Recently the Court of Appeal presided by Madam Justice Edwina Grima confirmed a compensatory sum awarded by the Industrial Tribunal to a British High Commission employee for unfair dismissal and discrimination. In a nutshell, the applicant, Ms Glynis Valerie Pace was first employed as a personal assistance to the Senior Commercial officer at the British High Commission in 1999 and in May 2008 Ms Pace was informed that her employment was being terminated on the basis of redundancy.
Ms Pace declared that the reasons for termination provided for by the British High Commission were ill-founded since she was not deemed to be redundant in terms of the law. Moreover, she also held that her employer had breached her contract of employment terms.
The Court of Appeal responded to Ms Pace’s claims and referred to the case of Jackie Jordan v. British High Commission which was deemed by the Court to be rather similar to the case present before it since they are both pertinent to the principle of unequal treatment at the work place. Naturally, the Court of Appeal confirmed that on the basis of the facts of the case Ms Pace should be given a compensatory sum. The Court rebutted its conclusion by highlighting the fact that when a particular issue arises with respect to violations of fundamental human rights, the Court is duty bound to protect those rights which are specifically catered for by the Constitution of Malta and by the European Convention on Human Rights.
Moreover, the Court stated that the claimant was discriminated against since other employees who were also made redundant received a redundancy payment.

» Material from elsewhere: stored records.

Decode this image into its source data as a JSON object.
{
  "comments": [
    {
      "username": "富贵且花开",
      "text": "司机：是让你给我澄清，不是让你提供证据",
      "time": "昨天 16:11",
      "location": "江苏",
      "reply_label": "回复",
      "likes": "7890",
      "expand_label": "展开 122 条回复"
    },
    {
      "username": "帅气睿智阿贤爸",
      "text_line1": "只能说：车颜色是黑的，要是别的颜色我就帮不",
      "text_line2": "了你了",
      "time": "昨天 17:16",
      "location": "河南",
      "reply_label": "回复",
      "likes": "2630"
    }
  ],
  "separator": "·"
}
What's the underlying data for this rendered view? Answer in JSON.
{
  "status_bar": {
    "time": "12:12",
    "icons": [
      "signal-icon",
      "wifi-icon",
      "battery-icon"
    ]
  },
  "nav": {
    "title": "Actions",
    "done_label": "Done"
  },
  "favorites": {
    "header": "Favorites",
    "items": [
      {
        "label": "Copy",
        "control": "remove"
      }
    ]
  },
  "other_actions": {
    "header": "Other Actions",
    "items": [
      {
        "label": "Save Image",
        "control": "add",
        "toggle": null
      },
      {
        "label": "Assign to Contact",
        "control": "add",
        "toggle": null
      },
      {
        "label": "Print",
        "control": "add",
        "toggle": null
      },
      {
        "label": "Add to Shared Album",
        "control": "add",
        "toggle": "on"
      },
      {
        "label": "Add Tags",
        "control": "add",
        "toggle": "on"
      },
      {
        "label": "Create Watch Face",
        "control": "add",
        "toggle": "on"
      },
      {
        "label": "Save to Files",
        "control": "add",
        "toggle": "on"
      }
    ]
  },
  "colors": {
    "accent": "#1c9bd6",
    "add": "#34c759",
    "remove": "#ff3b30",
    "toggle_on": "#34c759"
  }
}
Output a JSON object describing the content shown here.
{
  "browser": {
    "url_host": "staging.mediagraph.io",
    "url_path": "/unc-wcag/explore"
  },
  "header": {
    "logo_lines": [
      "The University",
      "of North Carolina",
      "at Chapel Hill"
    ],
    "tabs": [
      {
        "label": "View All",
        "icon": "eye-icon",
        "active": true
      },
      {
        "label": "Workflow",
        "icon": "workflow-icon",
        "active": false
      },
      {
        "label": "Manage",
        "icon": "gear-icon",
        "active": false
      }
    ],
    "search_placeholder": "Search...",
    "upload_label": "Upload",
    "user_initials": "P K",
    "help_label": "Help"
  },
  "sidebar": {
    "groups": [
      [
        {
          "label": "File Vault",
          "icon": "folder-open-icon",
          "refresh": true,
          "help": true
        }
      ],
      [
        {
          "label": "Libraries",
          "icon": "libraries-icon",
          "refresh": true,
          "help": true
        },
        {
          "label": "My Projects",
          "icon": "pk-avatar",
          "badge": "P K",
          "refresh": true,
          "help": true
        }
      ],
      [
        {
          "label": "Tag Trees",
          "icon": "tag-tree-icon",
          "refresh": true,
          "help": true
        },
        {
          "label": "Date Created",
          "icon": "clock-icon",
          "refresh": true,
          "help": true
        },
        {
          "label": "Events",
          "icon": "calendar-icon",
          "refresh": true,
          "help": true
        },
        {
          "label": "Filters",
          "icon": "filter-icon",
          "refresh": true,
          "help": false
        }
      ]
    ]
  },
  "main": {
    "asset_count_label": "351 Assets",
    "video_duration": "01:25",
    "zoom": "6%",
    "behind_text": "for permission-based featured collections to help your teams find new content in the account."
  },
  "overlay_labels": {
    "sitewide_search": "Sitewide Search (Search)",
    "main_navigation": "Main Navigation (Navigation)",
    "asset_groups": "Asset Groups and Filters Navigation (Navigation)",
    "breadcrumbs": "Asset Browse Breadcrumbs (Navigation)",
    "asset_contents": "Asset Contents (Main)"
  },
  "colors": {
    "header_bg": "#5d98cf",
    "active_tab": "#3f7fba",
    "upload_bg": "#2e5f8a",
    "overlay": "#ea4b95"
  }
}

Thus, the Court referred to the above mentioned case of Jordan and held that it is necessary to point out that Council Directive 2000/78/EC on Equal Treatment in Employment and Occupation, along with Council Directive 2000/43/EC on Racial Equality must be adhered to not just with regards to the conditions of work but also in conjunction with remuneration and termination issues.
Madam Justice Edwina Grima also agreed with the Tribunal’s decision with respect to the genuineness of the reasons of redundancy provided by the respondent. It was concluded that proof was not presented to sustain Ms Pace’s claim that she was made redundant on ill-founded basis. In fact, a witness revealed documentary evidence confirming that the commercial section within the Commission was to be closed down due to commercial inactivity.
The Court of Appeal confirmed the Industrial Tribunal’s award of €35,000 in compensation as a result of unfair dismissal and discrimination towards Ms Pace. This award was confirmed on the basis that the Employment and Industrial Relations Act is bestowed with an element of economic and social protection towards employees. This awareness does not only emanate from the various Directives which have been implemented locally but also from the provisions of the Employment and Industrial Relations Act.